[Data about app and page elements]
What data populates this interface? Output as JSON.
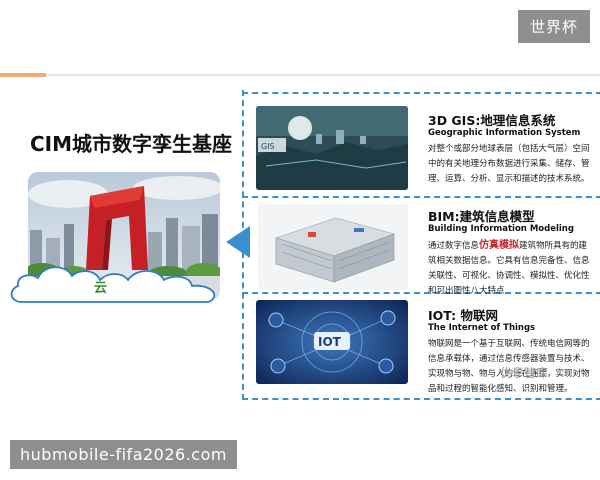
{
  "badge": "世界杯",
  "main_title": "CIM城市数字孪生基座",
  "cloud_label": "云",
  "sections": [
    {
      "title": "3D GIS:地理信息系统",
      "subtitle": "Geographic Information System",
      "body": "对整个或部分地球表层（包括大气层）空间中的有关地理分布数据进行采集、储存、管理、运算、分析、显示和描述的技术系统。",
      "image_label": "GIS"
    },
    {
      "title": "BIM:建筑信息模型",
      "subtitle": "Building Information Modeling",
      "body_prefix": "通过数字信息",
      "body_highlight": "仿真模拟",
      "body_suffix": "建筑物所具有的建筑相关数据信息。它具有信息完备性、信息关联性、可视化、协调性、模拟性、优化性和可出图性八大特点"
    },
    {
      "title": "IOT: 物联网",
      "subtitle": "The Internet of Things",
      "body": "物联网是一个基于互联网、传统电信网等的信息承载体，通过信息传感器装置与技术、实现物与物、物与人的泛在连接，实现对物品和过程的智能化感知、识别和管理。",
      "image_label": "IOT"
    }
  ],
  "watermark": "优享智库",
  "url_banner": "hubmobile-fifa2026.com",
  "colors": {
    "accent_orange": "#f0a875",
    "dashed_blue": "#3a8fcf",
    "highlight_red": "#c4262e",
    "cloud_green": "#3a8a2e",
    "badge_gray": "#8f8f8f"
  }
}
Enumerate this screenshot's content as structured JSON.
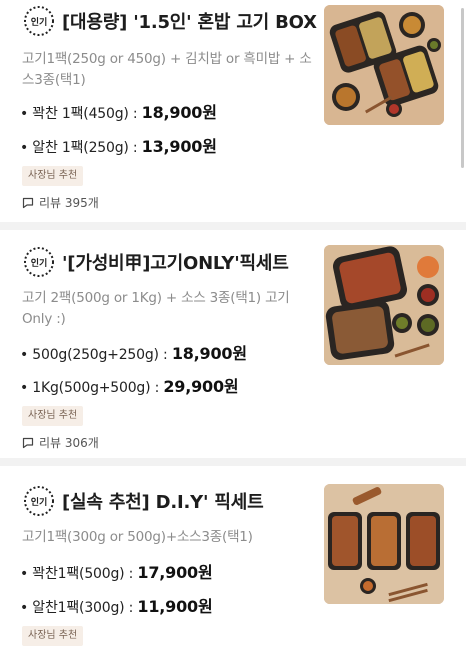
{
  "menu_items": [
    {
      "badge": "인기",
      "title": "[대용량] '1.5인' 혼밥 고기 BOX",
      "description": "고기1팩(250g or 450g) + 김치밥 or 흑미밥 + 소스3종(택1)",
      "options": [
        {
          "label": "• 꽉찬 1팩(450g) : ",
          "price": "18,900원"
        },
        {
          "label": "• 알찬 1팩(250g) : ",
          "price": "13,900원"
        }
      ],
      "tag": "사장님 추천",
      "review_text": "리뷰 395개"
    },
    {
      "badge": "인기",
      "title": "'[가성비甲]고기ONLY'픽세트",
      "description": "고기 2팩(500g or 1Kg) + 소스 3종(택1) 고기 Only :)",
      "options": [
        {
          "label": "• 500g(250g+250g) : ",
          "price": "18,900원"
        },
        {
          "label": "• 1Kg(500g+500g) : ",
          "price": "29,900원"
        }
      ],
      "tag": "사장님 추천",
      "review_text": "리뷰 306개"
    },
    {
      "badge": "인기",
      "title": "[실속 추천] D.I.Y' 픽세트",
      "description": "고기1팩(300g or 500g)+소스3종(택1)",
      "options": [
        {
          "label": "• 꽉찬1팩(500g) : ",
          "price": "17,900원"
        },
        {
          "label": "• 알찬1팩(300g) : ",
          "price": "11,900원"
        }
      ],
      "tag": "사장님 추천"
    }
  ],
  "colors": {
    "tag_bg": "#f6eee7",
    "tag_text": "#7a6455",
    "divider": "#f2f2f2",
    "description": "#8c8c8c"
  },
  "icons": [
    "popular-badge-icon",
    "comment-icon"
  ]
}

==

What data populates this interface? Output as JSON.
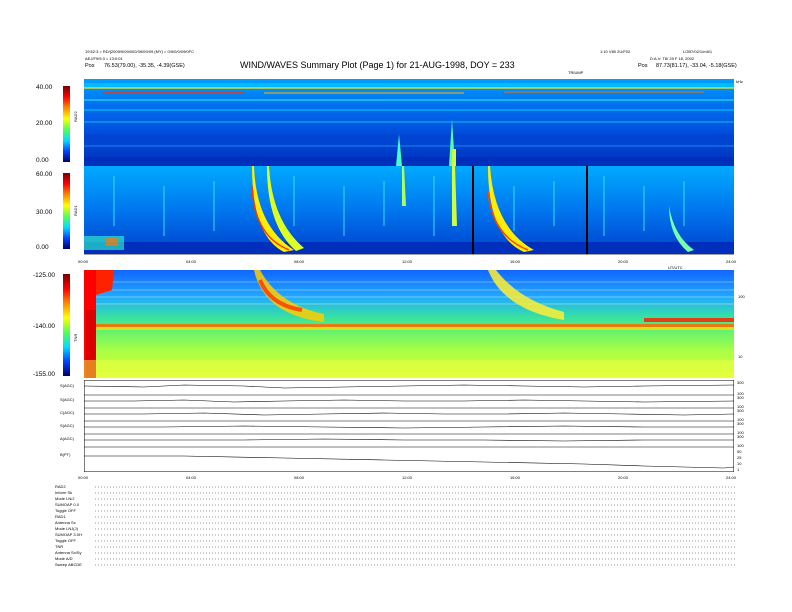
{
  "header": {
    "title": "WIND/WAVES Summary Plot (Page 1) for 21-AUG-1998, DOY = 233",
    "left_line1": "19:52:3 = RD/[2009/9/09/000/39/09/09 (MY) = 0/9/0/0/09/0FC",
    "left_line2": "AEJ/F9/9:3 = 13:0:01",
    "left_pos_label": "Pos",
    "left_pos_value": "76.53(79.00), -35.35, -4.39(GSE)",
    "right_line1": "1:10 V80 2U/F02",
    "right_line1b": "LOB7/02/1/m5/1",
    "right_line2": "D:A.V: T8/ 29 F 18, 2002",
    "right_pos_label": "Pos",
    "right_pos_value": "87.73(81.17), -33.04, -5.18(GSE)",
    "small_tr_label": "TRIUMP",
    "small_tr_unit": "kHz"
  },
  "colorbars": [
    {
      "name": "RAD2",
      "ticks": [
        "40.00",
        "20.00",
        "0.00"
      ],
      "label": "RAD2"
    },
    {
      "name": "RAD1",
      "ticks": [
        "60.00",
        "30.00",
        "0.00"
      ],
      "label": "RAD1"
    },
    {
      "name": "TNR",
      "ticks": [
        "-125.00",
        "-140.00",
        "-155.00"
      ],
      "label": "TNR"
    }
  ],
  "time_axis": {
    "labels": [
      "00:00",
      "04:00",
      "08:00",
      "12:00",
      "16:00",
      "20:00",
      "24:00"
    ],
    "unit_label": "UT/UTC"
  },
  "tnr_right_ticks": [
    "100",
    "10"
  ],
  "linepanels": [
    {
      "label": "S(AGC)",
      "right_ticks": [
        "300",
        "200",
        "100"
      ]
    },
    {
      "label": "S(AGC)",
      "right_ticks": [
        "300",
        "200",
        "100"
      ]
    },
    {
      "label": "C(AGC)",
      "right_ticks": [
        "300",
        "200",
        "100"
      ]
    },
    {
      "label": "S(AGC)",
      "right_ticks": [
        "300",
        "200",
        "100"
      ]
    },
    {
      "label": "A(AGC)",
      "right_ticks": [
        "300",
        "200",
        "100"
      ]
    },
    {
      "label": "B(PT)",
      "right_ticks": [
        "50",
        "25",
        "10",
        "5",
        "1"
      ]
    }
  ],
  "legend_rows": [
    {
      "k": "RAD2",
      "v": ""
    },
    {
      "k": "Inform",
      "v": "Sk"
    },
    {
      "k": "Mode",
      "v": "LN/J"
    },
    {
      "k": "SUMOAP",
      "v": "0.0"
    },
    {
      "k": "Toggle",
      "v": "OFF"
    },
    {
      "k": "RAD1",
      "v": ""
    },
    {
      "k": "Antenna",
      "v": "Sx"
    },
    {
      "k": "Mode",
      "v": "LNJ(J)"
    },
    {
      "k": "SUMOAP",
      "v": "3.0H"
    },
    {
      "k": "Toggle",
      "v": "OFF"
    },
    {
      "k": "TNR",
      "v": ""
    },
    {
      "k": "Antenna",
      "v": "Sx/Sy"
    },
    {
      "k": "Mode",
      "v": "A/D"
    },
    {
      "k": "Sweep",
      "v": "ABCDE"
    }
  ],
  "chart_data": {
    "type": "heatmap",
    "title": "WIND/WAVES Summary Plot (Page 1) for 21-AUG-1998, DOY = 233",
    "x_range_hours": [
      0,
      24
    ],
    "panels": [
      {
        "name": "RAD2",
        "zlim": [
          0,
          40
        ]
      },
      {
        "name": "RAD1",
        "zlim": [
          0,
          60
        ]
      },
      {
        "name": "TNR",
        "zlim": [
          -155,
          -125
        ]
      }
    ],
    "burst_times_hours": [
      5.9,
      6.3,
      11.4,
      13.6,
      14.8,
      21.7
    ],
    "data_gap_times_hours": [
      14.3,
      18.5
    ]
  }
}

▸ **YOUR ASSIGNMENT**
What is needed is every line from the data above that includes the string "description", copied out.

▸ **WORKED SOLUTION**
      "description": "고기1팩(250g or 450g) + 김치밥 or 흑미밥 + 소스3종(택1)",
      "description": "고기 2팩(500g or 1Kg) + 소스 3종(택1) 고기 Only :)",
      "description": "고기1팩(300g or 500g)+소스3종(택1)",
    "description": "#8c8c8c"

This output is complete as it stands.